Paying Private Mortgage Insurance

If you’re thinking of taking out a conventional mortgage, but don’t have a 20% down payment, there’s good news for you: you can get a mortgage with less than 20% down.

It’s important to know, though, that private mortgage insurance (PMI) is often a requirement for homebuyers who are paying less than 20% down on a conventional loan.

For many people, the cost of PMI is worth the benefits of owning a home. Understanding the costs associated with PMI will help homebuyers be prepared for their upcoming mortgage expenses.

So, how much does PMI cost? Fees vary, depending on the down payment amount and the homebuyer’s credit score.
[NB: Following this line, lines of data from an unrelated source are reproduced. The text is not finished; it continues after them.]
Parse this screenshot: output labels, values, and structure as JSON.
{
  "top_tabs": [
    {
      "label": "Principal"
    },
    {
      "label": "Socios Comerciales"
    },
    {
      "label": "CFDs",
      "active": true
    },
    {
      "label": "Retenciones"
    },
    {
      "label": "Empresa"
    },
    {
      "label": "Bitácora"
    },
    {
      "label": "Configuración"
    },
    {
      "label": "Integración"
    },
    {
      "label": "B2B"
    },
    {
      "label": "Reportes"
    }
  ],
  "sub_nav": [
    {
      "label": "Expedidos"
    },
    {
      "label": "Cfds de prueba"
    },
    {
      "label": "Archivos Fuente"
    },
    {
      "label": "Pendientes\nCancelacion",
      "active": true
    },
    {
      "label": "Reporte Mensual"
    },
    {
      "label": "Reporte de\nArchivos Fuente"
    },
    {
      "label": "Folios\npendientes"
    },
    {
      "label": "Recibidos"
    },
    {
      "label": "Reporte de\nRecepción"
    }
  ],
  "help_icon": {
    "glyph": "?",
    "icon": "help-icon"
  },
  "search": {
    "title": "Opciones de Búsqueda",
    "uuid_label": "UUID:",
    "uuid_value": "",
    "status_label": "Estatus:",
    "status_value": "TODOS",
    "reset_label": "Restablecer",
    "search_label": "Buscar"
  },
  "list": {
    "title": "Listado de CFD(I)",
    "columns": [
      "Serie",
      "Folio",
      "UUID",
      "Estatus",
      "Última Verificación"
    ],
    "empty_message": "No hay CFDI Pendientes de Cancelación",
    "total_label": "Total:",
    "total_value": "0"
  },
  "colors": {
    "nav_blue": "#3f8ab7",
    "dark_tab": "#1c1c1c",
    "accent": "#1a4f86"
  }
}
If you have a 15% down payment and an excellent credit score, for instance, your PMI costs will most likely be less than a homebuyer who has only a 5% down payment and an average credit score.

Typically, PMI fees range from 0.3 to 1.5% of the original loan amount, per year. So, for example, if you take out a $300,000 mortgage, your PMI costs may range from $900 to $4,500 per year (or roughly $75 to $375 per month). Most PMI is paid monthly by the borrower, but there are other options.

You may be thinking, “Why would I want to pay that?”

Because interest rates are low, historically speaking, it may be financially beneficial to obtain a mortgage now, while you can lock in a lower rate. Even with the additional cost of PMI each month, this could still be more affordable than waiting several years to save for a 20% down payment and ending up with a higher mortgage interest rate.

As far as the actual act of paying for your PMI, you won’t have to worry about doing any of the work. In most cases, you will pay for PMI as part of your total loan payment, which also includes the mortgage principal, interest, and taxes. Your lender will take care of getting the money to the private mortgage insurer.

At the end of the day, it’s all about weighing the pros and cons of PMI. Speaking with an experienced loan professional will help you learn more about your options. Regardless of your decision, it’s never too early to begin planning for homeownership.